Tuesday, 29 April 2008

Don't let the "service users" grind you down.

I have observed that:
1) Prison would be great if it weren't for the prisoners.
2) Schools would be great if it weren't for the pupils.
3) The health service would be great if it weren't for sick people.
4) Churches would be great if it weren't for the churchgoers.
5) Public transport would be great if it weren't for the public.
6) Police work would be great if it weren't for the MOPs (Members of the Public).
7) Family life would be great if it weren't for the kids. NO cancel that. Too far, anyway they might read this one day.

Shiny new institutions are set up, or old institutions get new direction and purpose, and everything starts out great. All those working in them are signed up to the vision and really believe they can make a difference. The training helps them to feel equipped and ready to serve. There is a great sense that the world can be a better place.

And then along come the "service users" and reality kicks them in the butt, hard. The service users are not overcome with gratitude. The service users are not playing by the rules and following the path it was envisaged they would follow. The service users are, goodness me, critical. They moan and whine and complain, so far from the expected gratitude are they.

And the service deliverers?

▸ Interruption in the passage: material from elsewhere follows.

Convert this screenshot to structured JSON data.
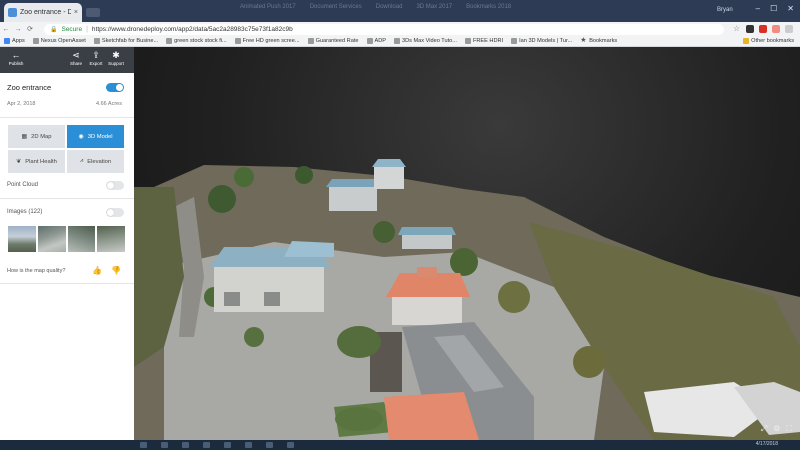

Do they/we rise above it?
Do they/we turn the other cheek?
Do they/we hang onto the vision of what we're about, through thick and thin?
Do they/we resist bitterness and cynicism, knowing that all that that will achieve is an exacerbation of the problem?
Do they/we encourage each other to keep our chin up and our head down (however those things are simultaneously achieved!)?
Do they/we resist the urge to start squabbling amongst ourselves, department against department within the institution?
I know the answer to those questions that should be, is, a lot of the time, not the answer that is. I know that prisoners, pupils, patients, church members, the public, may manipulate us and try our patience to its limit, but... BUT, if we can keep our head when all about are losing theirs, and keep the faith, and keep the vision, and aim high (even when all evidence points to the contrary and people laugh at our naivete) I think we'll be prouder looking back on our "careers" than if we give up and just endure the working day for the sake of the pay and the pension.

IF you can keep your head, when all about you
are losing theirs - and blaming it on you;
If you can trust yourself, when all men doubt you,
but make allowances for their doubting too;

If you can wait, and not be tired by waiting,
or being lied about, don't deal in lies,
Or being hated, don't give way to hating,
and yet don't look too good, nor talk too wise.

If you can dream, and not make dreams your master;
if you can think, and not make thoughts your aim;
If you can meet triumph and disaster,
and treat those two imposters just the same.

If you can bear to hear the truth you've spoken,
twisted by knaves to make a trap for fools,
Or watch the things you gave your life to, broken,
and stoop and build them up with worn-out tools.

If you can make one heap of all your winnings,
and risk it all in one turn of pitch and toss -
and lose, and start again, at your beginnings,
and never breathe a word about your loss.

If you can force your heart and nerve and sinew,
to serve your turn long after they are gone,
and so hold on when there is nothing in you,
except the will which says to them - "Hold On".

If you can do all this and more -
you'll be a man, by son, you'll be a man.



Fred Shope said...

The only thing I would say differently is that schools would be great if it weren't for the parents. :)

Sage said...

I love Rudyard Kipling and particularly that poem... I find it very moving and quite apt for today's world.